I guess I bring up this article because I wonder how this shooting would be treated if Hasan was not a Muslim. Did we center around Hasan because his Islamic faith feeds our terrorist fears? Sadly the news media seems more than happy to indulge us in our fears of a religion we do not know that much about. Does anyone remember the Orlando shooting that happened one day after Fort Hood? Anyone know what the shooter's religion was? If you do please let me know.
The article then goes on to say:
Mr. Obama did not address that concern directly. But, speaking in his weekly address, he seemed to urge Americans not to dwell on the suspect’s religion by reminding the nation of the broad diversity of those who serve.
While this story is on our president's speech urging Americans not to jump to unfair conclusions about Islam, it does not give context why Obama would be forced to do so in the first place. Perhaps the reporter doesn't follow Tod Starnes, Fox News radio reporter, on Twitter. Starnes is already calling Hasan a "Muslim extremist" on his twitter feed while ABC has Hasan contacting people who may be connected with Al Qaeda.
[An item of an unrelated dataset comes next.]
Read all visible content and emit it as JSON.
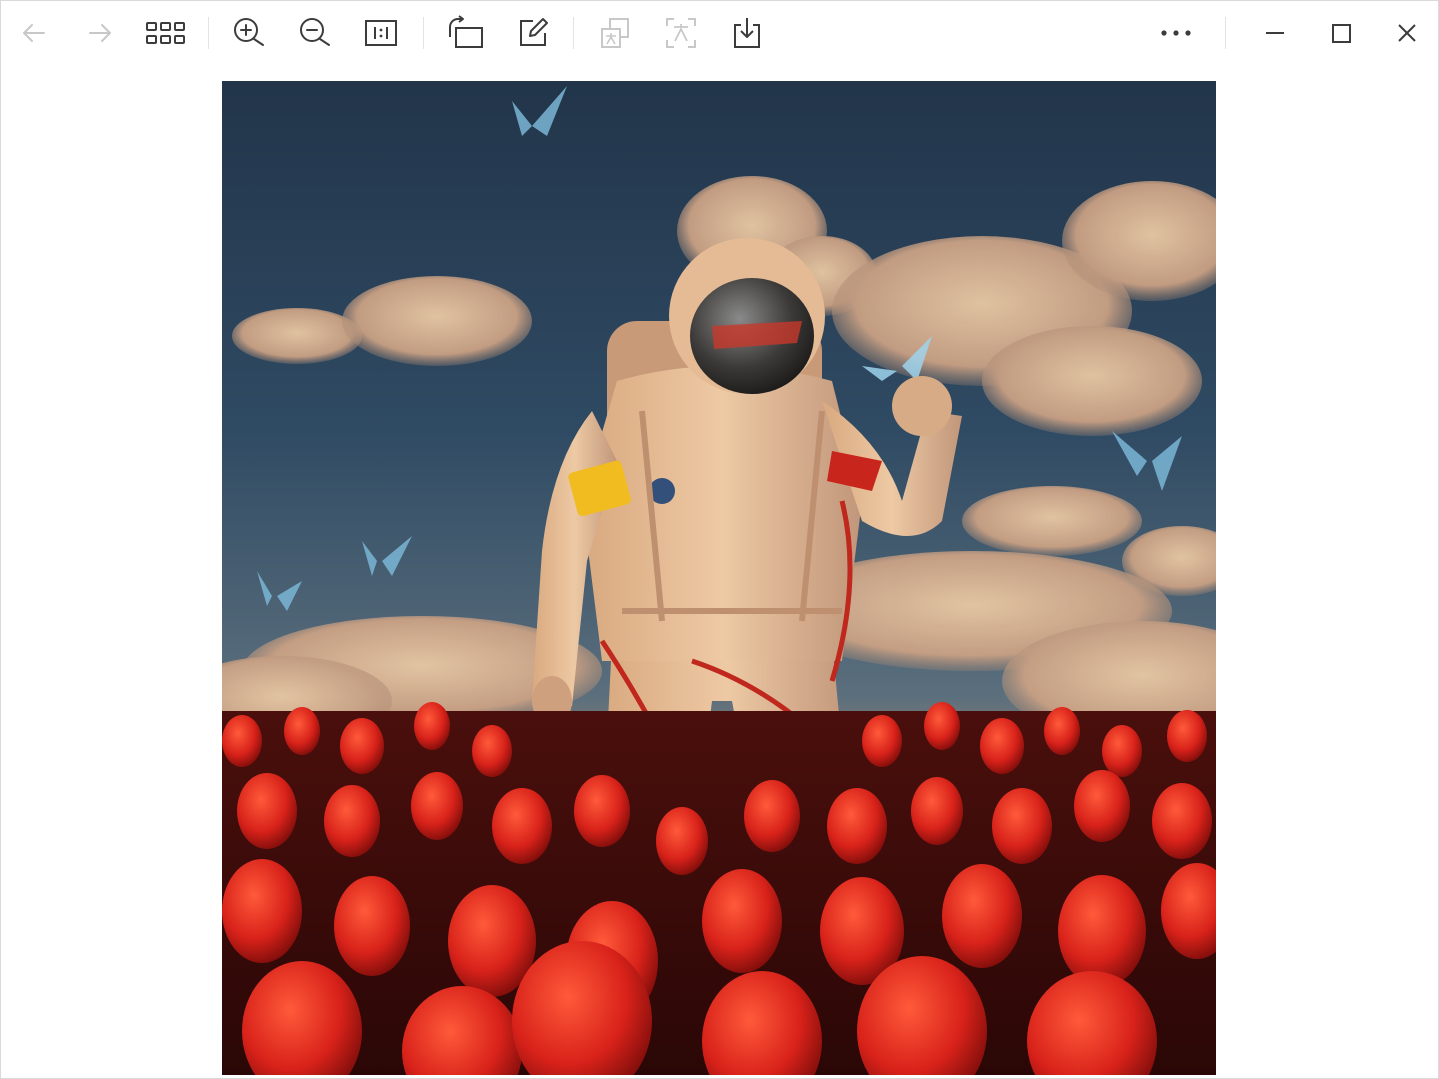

From the very beginning, Hasan's religion was the main focus of the shooting yet no one can say for sure if Islam actually caused Hasan to go on a shooting spree.
Many Muslims have been concerned that their faith will somehow be blamed after an Army psychiatrist, Maj. Nidal Malik Hasan, who prayed regularly at the Fort Hood mosque, was accused of being the lone gunman in the attack.
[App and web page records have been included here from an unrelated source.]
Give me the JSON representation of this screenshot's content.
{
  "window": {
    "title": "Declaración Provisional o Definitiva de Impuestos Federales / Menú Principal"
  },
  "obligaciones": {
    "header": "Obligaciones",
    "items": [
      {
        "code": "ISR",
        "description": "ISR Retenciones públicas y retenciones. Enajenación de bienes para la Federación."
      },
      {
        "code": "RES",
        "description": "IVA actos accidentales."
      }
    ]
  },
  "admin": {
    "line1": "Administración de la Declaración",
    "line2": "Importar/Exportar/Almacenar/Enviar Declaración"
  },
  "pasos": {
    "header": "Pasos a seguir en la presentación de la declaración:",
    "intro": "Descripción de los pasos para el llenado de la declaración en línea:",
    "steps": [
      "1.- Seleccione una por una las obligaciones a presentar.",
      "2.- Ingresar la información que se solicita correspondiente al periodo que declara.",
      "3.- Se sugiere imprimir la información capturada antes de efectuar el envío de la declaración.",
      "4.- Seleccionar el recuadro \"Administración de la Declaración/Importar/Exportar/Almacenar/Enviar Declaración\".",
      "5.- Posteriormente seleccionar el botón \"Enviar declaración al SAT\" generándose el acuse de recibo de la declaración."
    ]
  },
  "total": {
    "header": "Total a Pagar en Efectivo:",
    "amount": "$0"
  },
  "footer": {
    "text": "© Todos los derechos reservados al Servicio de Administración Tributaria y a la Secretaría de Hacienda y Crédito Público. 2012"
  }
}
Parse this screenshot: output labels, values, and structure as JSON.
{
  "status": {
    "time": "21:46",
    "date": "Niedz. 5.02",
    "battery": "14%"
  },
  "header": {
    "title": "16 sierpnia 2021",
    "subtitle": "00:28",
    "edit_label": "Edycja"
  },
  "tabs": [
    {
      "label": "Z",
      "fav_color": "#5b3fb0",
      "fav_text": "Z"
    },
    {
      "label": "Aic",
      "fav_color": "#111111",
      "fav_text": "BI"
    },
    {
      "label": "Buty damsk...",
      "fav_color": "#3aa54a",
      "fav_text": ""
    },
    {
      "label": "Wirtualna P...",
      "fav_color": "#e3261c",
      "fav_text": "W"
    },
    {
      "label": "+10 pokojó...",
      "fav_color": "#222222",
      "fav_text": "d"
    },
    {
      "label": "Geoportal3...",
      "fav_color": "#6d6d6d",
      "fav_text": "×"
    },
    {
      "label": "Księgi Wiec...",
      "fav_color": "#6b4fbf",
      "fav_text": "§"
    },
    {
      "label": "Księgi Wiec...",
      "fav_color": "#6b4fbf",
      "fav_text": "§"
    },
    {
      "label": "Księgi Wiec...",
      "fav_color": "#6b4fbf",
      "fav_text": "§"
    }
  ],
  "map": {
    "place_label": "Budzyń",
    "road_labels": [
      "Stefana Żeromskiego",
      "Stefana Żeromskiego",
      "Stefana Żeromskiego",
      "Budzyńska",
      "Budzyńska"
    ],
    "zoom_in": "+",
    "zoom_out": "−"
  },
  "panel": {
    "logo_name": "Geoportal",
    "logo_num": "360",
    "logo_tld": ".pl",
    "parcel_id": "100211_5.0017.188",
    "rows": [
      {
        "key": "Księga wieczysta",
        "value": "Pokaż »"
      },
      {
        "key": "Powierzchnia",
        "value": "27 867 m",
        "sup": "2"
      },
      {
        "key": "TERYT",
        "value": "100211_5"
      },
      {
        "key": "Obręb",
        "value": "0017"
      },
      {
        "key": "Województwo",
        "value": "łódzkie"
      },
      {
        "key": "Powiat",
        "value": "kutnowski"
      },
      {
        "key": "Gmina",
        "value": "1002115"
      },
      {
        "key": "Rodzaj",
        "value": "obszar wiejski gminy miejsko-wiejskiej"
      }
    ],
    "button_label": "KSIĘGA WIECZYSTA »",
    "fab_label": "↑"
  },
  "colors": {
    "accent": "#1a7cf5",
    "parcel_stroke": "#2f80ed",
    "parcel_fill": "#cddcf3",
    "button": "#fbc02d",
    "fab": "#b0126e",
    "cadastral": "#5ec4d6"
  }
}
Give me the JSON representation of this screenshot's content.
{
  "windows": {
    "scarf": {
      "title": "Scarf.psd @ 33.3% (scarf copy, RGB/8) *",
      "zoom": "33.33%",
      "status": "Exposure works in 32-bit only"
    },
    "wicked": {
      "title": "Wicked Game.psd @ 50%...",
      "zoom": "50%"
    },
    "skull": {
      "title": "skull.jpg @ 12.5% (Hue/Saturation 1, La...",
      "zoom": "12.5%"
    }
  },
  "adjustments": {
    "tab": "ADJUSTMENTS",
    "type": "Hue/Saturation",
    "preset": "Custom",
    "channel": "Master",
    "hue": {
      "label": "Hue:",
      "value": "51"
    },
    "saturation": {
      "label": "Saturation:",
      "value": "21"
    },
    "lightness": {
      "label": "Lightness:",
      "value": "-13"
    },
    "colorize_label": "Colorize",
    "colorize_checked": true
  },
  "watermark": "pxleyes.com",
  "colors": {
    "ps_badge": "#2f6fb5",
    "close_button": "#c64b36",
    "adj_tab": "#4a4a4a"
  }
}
Who are these "Many Muslims"? No where else in the article does the reporter give what Muslims who are actually worried Islam will now be blamed for Hasan's actions-- besides the overwhelming amount of articles analyzing Islam to find one thread of evidence linking Islam to the shooting. The article simply assumed, perhaps correctly, that Islam is being treated differently than if Hasan was a atheist.
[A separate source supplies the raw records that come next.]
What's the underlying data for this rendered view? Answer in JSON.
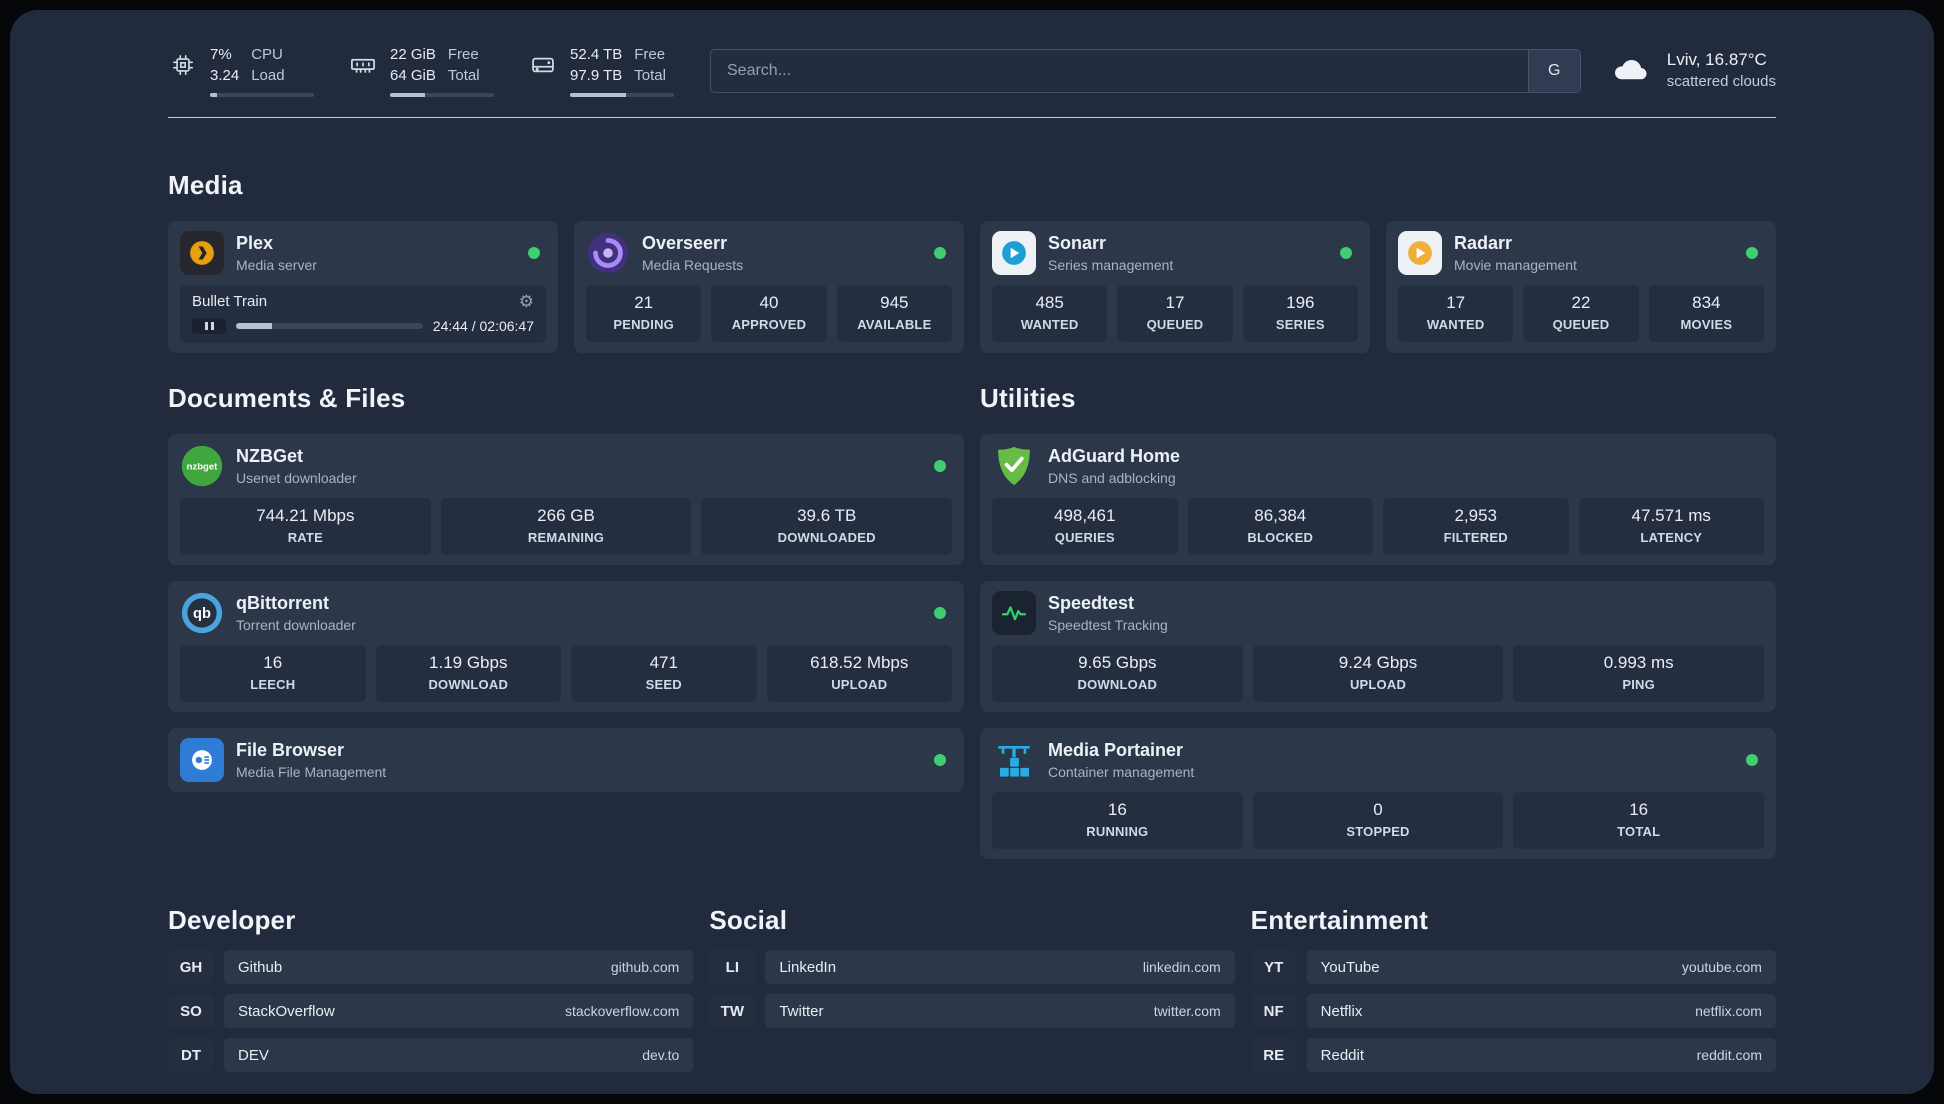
{
  "colors": {
    "status_online": "#3fcf70"
  },
  "header": {
    "cpu": {
      "top_value": "7%",
      "bottom_value": "3.24",
      "top_label": "CPU",
      "bottom_label": "Load",
      "bar_percent": 7
    },
    "ram": {
      "top_value": "22 GiB",
      "bottom_value": "64 GiB",
      "top_label": "Free",
      "bottom_label": "Total",
      "bar_percent": 34
    },
    "disk": {
      "top_value": "52.4 TB",
      "bottom_value": "97.9 TB",
      "top_label": "Free",
      "bottom_label": "Total",
      "bar_percent": 54
    },
    "search": {
      "placeholder": "Search...",
      "engine_label": "G"
    },
    "weather": {
      "location": "Lviv, 16.87°C",
      "condition": "scattered clouds"
    }
  },
  "sections": {
    "media": {
      "title": "Media",
      "plex": {
        "name": "Plex",
        "subtitle": "Media server",
        "player": {
          "track": "Bullet Train",
          "time": "24:44 / 02:06:47",
          "progress_percent": 19.5
        }
      },
      "overseerr": {
        "name": "Overseerr",
        "subtitle": "Media Requests",
        "stats": [
          {
            "value": "21",
            "label": "PENDING"
          },
          {
            "value": "40",
            "label": "APPROVED"
          },
          {
            "value": "945",
            "label": "AVAILABLE"
          }
        ]
      },
      "sonarr": {
        "name": "Sonarr",
        "subtitle": "Series management",
        "stats": [
          {
            "value": "485",
            "label": "WANTED"
          },
          {
            "value": "17",
            "label": "QUEUED"
          },
          {
            "value": "196",
            "label": "SERIES"
          }
        ]
      },
      "radarr": {
        "name": "Radarr",
        "subtitle": "Movie management",
        "stats": [
          {
            "value": "17",
            "label": "WANTED"
          },
          {
            "value": "22",
            "label": "QUEUED"
          },
          {
            "value": "834",
            "label": "MOVIES"
          }
        ]
      }
    },
    "documents": {
      "title": "Documents & Files",
      "nzbget": {
        "name": "NZBGet",
        "subtitle": "Usenet downloader",
        "icon_text": "nzbget",
        "stats": [
          {
            "value": "744.21 Mbps",
            "label": "RATE"
          },
          {
            "value": "266 GB",
            "label": "REMAINING"
          },
          {
            "value": "39.6 TB",
            "label": "DOWNLOADED"
          }
        ]
      },
      "qbittorrent": {
        "name": "qBittorrent",
        "subtitle": "Torrent downloader",
        "icon_text": "qb",
        "stats": [
          {
            "value": "16",
            "label": "LEECH"
          },
          {
            "value": "1.19 Gbps",
            "label": "DOWNLOAD"
          },
          {
            "value": "471",
            "label": "SEED"
          },
          {
            "value": "618.52 Mbps",
            "label": "UPLOAD"
          }
        ]
      },
      "filebrowser": {
        "name": "File Browser",
        "subtitle": "Media File Management"
      }
    },
    "utilities": {
      "title": "Utilities",
      "adguard": {
        "name": "AdGuard Home",
        "subtitle": "DNS and adblocking",
        "stats": [
          {
            "value": "498,461",
            "label": "QUERIES"
          },
          {
            "value": "86,384",
            "label": "BLOCKED"
          },
          {
            "value": "2,953",
            "label": "FILTERED"
          },
          {
            "value": "47.571 ms",
            "label": "LATENCY"
          }
        ]
      },
      "speedtest": {
        "name": "Speedtest",
        "subtitle": "Speedtest Tracking",
        "stats": [
          {
            "value": "9.65 Gbps",
            "label": "DOWNLOAD"
          },
          {
            "value": "9.24 Gbps",
            "label": "UPLOAD"
          },
          {
            "value": "0.993 ms",
            "label": "PING"
          }
        ]
      },
      "portainer": {
        "name": "Media Portainer",
        "subtitle": "Container management",
        "stats": [
          {
            "value": "16",
            "label": "RUNNING"
          },
          {
            "value": "0",
            "label": "STOPPED"
          },
          {
            "value": "16",
            "label": "TOTAL"
          }
        ]
      }
    },
    "links": {
      "developer": {
        "title": "Developer",
        "items": [
          {
            "abbr": "GH",
            "name": "Github",
            "url": "github.com"
          },
          {
            "abbr": "SO",
            "name": "StackOverflow",
            "url": "stackoverflow.com"
          },
          {
            "abbr": "DT",
            "name": "DEV",
            "url": "dev.to"
          }
        ]
      },
      "social": {
        "title": "Social",
        "items": [
          {
            "abbr": "LI",
            "name": "LinkedIn",
            "url": "linkedin.com"
          },
          {
            "abbr": "TW",
            "name": "Twitter",
            "url": "twitter.com"
          }
        ]
      },
      "entertainment": {
        "title": "Entertainment",
        "items": [
          {
            "abbr": "YT",
            "name": "YouTube",
            "url": "youtube.com"
          },
          {
            "abbr": "NF",
            "name": "Netflix",
            "url": "netflix.com"
          },
          {
            "abbr": "RE",
            "name": "Reddit",
            "url": "reddit.com"
          }
        ]
      }
    }
  }
}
Another point is to notice that the article is only barely 400 words long. It seems ironic that a brief article on the president encouraging people not to focus or blame Islam for the Fort Hood shooting is right next to a 2500 word article on the build up Hasan's breaking point- Islam is the main subject.
One final quote I would like to point out:
The shootings at Fort Hood, however, pose a different problem for the president, by shining a spotlight on the tensions Muslims can feel inside the United States.
I would have liked the article to dig deeper into this tension. Is this tension only in the religious community or has it affected a broader audience? It doesn't say. Also the article puts the responsibility of islamic problems on the president. I would argue that the news media has an equal role to play in handling the tensions. What stories get what coverage and attention affect how people will view Islam. Sadly, I feel Islam is getting the raw end of the deal in news these days.